XII.—Dominus Laurentius Penington, who occurs as the next chantry priest, though there must have been one or more others between him and Garnet, was presented, in 1532, by Peter Legh, esquire, the son of Sir Peter Legh, knight and priest. Penington survived until 1548, when he was 48 years of age, and was then said to be lame and in the enjoyment of a pension of £3 a year, which, small as it now seems, was not so small then.
XIII.—Sir Thomas Coke, the next priest of the Haydoc Chantry, was probably appointed by Peter Legh, Esq., afterwards Sir Peter Legh, knight, of Lyme and Haydoc. He seems to have been quarrelsome, for he was charged in 28 Hen. VIII. with having assaulted John Homelaw at Winwick.(141)
XIV.—Dominus Henricus Johnson, who for a long time had been curate of Winwick, was appointed in 1547 priest of the Haydoc Chantry by the same Sir Peter Legh. He is the same person commemorated in the inscription on the cornice of the church when it was repaired in 1530 and there called " curatus."
These names, collected almost wholly from the Legh papers, are the only ones that have been found of the persons who were appointed to the Haydoc Chantry at Winwick, though, as the dates show, there must have been some others. In the year 1548, the number of "houselying people" in Winwick parish (communicants, we suppose) are said to have amounted to 1,000 persons.

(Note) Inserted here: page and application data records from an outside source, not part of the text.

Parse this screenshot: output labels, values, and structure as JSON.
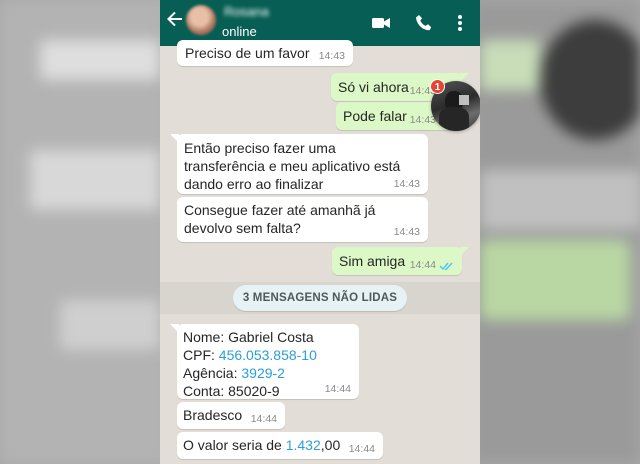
{
  "header": {
    "contact_name": "Rosana",
    "status": "online",
    "colors": {
      "bar": "#075e54"
    },
    "icons": [
      "back-arrow-icon",
      "video-call-icon",
      "phone-icon",
      "more-vert-icon"
    ]
  },
  "messages": [
    {
      "dir": "in",
      "text": "Preciso de um favor",
      "time": "14:43"
    },
    {
      "dir": "out",
      "text": "Só vi ahora",
      "time": "14:43",
      "read": true
    },
    {
      "dir": "out",
      "text": "Pode falar",
      "time": "14:43",
      "read": true
    },
    {
      "dir": "in",
      "lines": [
        "Então preciso fazer uma",
        "transferência e meu aplicativo está",
        "dando erro ao finalizar"
      ],
      "time": "14:43"
    },
    {
      "dir": "in",
      "lines": [
        "Consegue fazer até amanhã já",
        "devolvo sem falta?"
      ],
      "time": "14:43"
    },
    {
      "dir": "out",
      "text": "Sim amiga",
      "time": "14:44",
      "read": true
    }
  ],
  "unread_divider": "3 MENSAGENS NÃO LIDAS",
  "unread_messages": [
    {
      "dir": "in",
      "name_line": "Nome: Gabriel Costa",
      "cpf_label": "CPF: ",
      "cpf_value": "456.053.858-10",
      "agencia_label": "Agência: ",
      "agencia_value": "3929-2",
      "conta_line": "Conta: 85020-9",
      "time": "14:44"
    },
    {
      "dir": "in",
      "text": "Bradesco",
      "time": "14:44"
    },
    {
      "dir": "in",
      "text_before": "O valor seria de ",
      "amount": "1.432",
      "text_after": ",00",
      "time": "14:44"
    }
  ],
  "floating_chat_head": {
    "badge_count": "1"
  },
  "colors": {
    "chat_bg": "#e2ddd6",
    "bubble_in": "#ffffff",
    "bubble_out": "#dcf8c6",
    "link": "#2a9fd8",
    "read_ticks": "#4fc3f7",
    "badge": "#e54435"
  }
}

When Queen Mary came to the throne and restored the chantries, the chantry priest at Winwick was allowed £2 a year.(142)
The Legh Chantry.
An Act of 23 Hen. VIII., c. 10 (1537), having made it unlawful for any person in future to charge his lands, for the purpose of a chantry, for a longer period than twenty years, virtually put an end to the founding of perpetual chantries, and Peter Legh, Esq., of Bradley, like his ancestors, anxious to establish such a chantry, was obliged to yield compliance to the Act, and to limit the new endowment, which he intended to make for a term of years, and by a deed dated 10th January, 1538, he accordingly conveyed lands of VIII. per annum, in Dalton, to find a fit chaplain to celebrate a mass in Winwick Church for seven years after his decease for the soul of him the said Peter Legh, and his ancestors.(143)
The Stanley or Rector's Chantry.
It is supposed, from a part of the endowment being a house in Lichfield, that this chantry was founded by Edward Stanley, son of Sir John (a younger brother of Thomas, first Lord Stanley), Archdeacon of Chester and Rector of Winwick, in 1453; but it might have been founded under the first Earl's will, of 28th July, 1504, by which he directed that a priest should be provided for a year in the churches of Winwick and Warrington, to say mass for the souls of those whom he had in any wise offended and all Christian souls.
1540.—Dns. William Stanley, conduct, pro comite de Derbie. He was 56 in 1548. In 1553 he had a pension of £3. os. gd.
The Gerard Chantry.
The Gerard Chantry in Winwick Church had no permanent foundation, and is unnoticed by any of the Royal Commissioners, (144)
Transcribed by Steven Dowd from the original book which he owns, Originally publication is from 1878, this text version and layout, edits and errors is © 2008 Steven Dowd, for use at the Newton-le-willows website